The official honoree distinction is awarded to the top 15 percent of all work entered that exhibits remarkable achievement.

ONA Showcase
A project on families divided by the U.S.-Mexico border has been selected by the Online News Association as an example of effective multimedia storytelling.

The project, “Divided Families,” was produced by students in an In-Depth Reporting class taught by Associate Dean Kristin Gilger and developed for the Web by an advanced online media class taught by Assistant Professor Carol Schwalbe with assistance from student Nancie Dodge.

The ONA chose the project for inclusion in its “Interactive Narratives: The Best in Multimedia Storytelling” in the border category, along with projects from The Washington Post, the Los Angeles Times and the Arizona Daily Star.

All-American City Competition
Tania Mendes, a sophomore broadcast major, played the part of a newscaster for Phoenix’s presentation to the judges during the All-American City competition this summer in Tampa, Fla.

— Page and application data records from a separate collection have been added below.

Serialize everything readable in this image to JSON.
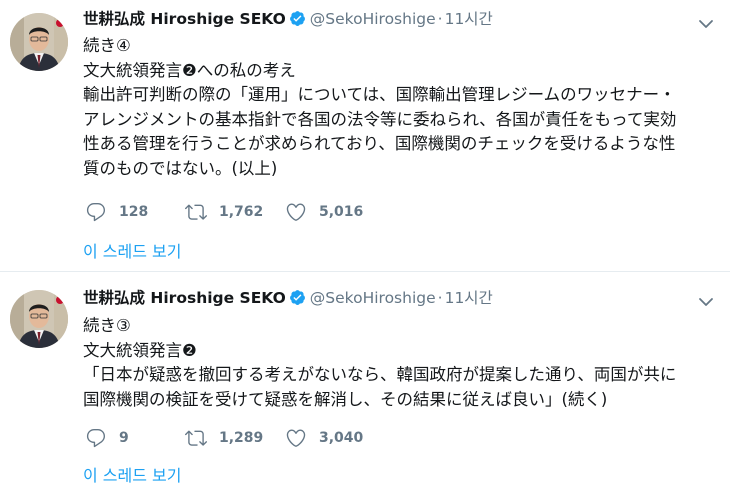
{
  "tweets": [
    {
      "author_name": "世耕弘成 Hiroshige SEKO",
      "handle": "@SekoHiroshige",
      "separator": "·",
      "time": "11시간",
      "lines": [
        "続き④",
        "文大統領発言❷への私の考え",
        "輸出許可判断の際の「運用」については、国際輸出管理レジームのワッセナー・",
        "アレンジメントの基本指針で各国の法令等に委ねられ、各国が責任をもって実効",
        "性ある管理を行うことが求められており、国際機関のチェックを受けるような性",
        "質のものではない。(以上)"
      ],
      "replies": "128",
      "retweets": "1,762",
      "likes": "5,016",
      "thread_label": "이 스레드 보기"
    },
    {
      "author_name": "世耕弘成 Hiroshige SEKO",
      "handle": "@SekoHiroshige",
      "separator": "·",
      "time": "11시간",
      "lines": [
        "続き③",
        "文大統領発言❷",
        "「日本が疑惑を撤回する考えがないなら、韓国政府が提案した通り、両国が共に",
        "国際機関の検証を受けて疑惑を解消し、その結果に従えば良い」(続く)"
      ],
      "replies": "9",
      "retweets": "1,289",
      "likes": "3,040",
      "thread_label": "이 스레드 보기"
    }
  ],
  "colors": {
    "accent": "#1da1f2",
    "muted": "#657786",
    "text": "#14171a",
    "verified": "#1da1f2"
  },
  "icons": [
    "reply-icon",
    "retweet-icon",
    "like-icon",
    "verified-badge-icon",
    "caret-down-icon"
  ]
}
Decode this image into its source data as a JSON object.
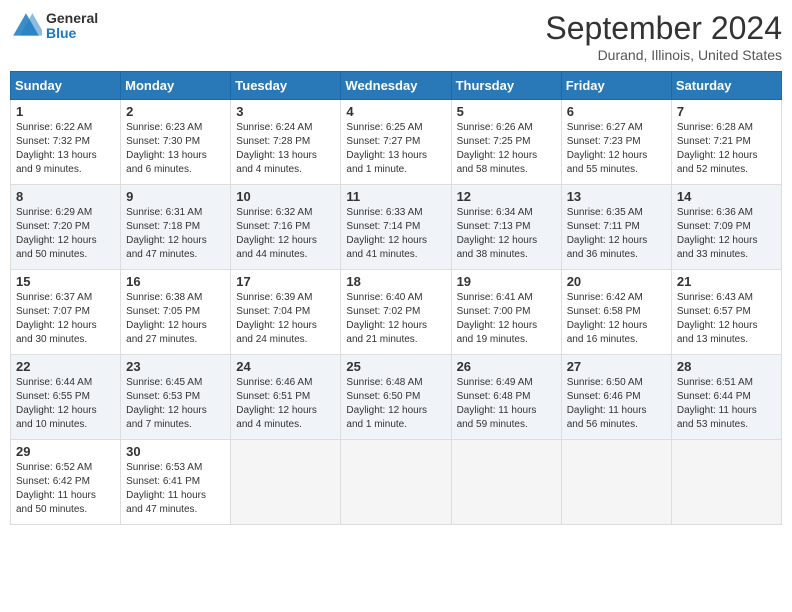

Delegations from 29 competing cities made presentations and touted accomplishments such as job creation, downtown revitalization, crime reduction, community-based problem solving, grassroots civic engagement and cooperation between public, private and nonprofit sectors.

The Phoenix group included Mendes, who talked about ASU’s Downtown Phoenix Campus.
Mendes said that students particularly appreciate the Valley’s new light rail service, the new Civic Space park and internships at local media outlets.

Ten cities were awarded the All-American honor. In addition to Phoenix, winners were: Inglewood, Calif.; Fort Wayne, Ind.; Richmond, Ind.; Wichita, Kan.; Somerville, Mass.; Albany, N.Y.; Kinston, N.C.; Statesville, N.C.; and Caroline County, Va.